** DIRECTIONS FOR THIS TASK **
Filter the listing below down to the lines containing the word "highlighted".

** INPUT DATA **
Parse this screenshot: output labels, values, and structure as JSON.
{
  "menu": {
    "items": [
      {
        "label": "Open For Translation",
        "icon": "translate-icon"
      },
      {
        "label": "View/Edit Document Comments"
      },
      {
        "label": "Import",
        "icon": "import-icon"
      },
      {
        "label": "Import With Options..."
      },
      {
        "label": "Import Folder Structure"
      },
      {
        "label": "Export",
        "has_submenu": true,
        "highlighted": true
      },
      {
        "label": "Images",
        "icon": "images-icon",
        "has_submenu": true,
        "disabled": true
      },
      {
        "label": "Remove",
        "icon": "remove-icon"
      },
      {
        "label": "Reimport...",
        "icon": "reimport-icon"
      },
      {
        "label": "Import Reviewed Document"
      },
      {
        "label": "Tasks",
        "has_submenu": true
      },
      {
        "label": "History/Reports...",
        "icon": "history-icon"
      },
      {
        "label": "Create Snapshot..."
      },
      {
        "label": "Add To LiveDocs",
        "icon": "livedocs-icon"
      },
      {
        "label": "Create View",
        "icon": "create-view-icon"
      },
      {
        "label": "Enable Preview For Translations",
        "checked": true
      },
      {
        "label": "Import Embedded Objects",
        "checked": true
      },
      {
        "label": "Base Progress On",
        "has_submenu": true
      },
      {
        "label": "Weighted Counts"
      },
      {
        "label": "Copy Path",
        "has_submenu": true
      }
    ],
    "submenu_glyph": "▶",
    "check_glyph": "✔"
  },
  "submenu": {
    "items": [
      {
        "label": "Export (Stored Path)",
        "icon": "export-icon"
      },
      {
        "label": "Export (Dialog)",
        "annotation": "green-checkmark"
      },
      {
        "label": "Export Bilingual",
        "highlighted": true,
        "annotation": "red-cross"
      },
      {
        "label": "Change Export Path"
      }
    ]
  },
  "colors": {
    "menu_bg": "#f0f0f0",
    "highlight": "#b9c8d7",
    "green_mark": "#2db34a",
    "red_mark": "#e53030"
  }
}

** RESPONSE AREA **
        "highlighted": true
        "highlighted": true,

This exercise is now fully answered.